Sympathy for the Autistic / Being Autistic

“Having any child is a life-changing experience. Having one who isn’t like you, though, is also a learning experience. I think I cried when it fully sunk in that “childhood wonder” is a real and short-lived thing for allistic children, and I did a double take recently when my wife stated that soon our son’s emotions would open wide up. He’s already more emotional than I ever have been!

On a day-to-day basis, my son is a lot more talkative than I ever was. He seldom wants to play with toys unless he can do so with other people . . . and he plays in a completely different way. He wants to have the characters talk, and often he wants to narrate the entire “story” telling me what my characters do, as well…

…Both of them are also way more comfortable asking me for things than I am with doing the same. The issue is, they tend to be extremely vague.

My life is punctuated with “Can you do something for me?”, “Can I have a favor?”, “I’m hungry.” , “Can you do it for me?”, “Can you get it for me?”, “Daddy, can you play with me?”, “I’m lonely. Can you be with me for a bit?”

If there’s one very important thing I’ve learned from having a neurotypical child, it’s this:

Independence is not something you are going to have with an NT child. They need a lot of attention.”

-Jaime A. Heidel, “What Is It Like for An Autistic Parent to Raise a Non-Autistic Child? June 26, 2019.

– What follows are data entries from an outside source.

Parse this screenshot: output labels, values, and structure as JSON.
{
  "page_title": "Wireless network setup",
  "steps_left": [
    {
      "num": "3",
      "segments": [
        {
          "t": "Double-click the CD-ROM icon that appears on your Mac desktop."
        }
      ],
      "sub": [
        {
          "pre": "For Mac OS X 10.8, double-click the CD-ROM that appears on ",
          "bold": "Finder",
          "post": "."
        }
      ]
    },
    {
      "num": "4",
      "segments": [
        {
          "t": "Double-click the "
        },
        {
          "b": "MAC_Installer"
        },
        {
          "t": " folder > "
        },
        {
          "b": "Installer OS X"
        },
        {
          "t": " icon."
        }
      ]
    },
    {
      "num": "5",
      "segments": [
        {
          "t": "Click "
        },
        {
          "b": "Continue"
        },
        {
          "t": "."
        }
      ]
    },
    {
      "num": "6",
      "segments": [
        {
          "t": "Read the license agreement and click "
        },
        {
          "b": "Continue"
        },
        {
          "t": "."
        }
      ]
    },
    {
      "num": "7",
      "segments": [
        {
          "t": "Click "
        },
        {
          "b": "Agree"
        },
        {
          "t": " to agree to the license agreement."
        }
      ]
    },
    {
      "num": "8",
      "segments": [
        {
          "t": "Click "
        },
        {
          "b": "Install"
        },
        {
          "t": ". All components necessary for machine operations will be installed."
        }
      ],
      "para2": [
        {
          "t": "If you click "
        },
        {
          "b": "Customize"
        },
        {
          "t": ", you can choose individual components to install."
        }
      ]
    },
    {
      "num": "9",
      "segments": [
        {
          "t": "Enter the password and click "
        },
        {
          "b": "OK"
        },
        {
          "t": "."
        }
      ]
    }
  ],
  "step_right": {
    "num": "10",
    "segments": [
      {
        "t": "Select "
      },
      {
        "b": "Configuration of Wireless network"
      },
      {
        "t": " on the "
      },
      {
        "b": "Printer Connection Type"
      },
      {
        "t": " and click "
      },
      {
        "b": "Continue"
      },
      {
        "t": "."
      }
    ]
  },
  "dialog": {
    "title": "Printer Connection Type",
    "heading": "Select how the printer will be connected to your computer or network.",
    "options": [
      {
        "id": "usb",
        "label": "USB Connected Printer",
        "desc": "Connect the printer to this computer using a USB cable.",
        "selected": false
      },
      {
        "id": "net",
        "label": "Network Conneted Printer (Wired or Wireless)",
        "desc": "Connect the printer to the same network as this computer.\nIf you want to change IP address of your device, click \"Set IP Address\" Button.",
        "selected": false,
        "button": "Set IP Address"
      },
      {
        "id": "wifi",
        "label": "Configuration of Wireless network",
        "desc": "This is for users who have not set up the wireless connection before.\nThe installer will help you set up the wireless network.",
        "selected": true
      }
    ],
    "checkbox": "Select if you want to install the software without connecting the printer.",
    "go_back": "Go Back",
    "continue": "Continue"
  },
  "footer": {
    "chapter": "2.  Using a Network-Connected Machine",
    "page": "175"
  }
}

There are occasions, such as when reading this, when I find I am very much in sympathy with the autistic perspective. This is not just an issue with children, but people in general. They are emotional. Frequently people are asking for something from those around them that assumes you know what they want. They always want to be together. Frequently, people don’t want to be responsible for their own problems.

The funny bit is how I use “they” in the preceding paragraph. Largely, I do not need to be around people. I only ask for help when there is no other way to get something done. I am not going to talk about myself or my emotions. All of which points to the possibility that perhaps I’m on the spectrum?

The strange bit is when around children, and their torrent of emotions, I find I’m much more sympathetic than when I’m with adults. Adults hide their pain and often lash out. Children will show it, and then you can tell them, “I didn’t mean to hurt your feelings. I’m not used to being around small children.” They, rarely hearing such an admission from an adult, often feel much better after. Truly, I’m not trying to hurt their feelings. While this is also true of adults, it’s much harder to recognize that you have hurt an adult’s feelings, and even more difficult to say you didn’t mean to do it.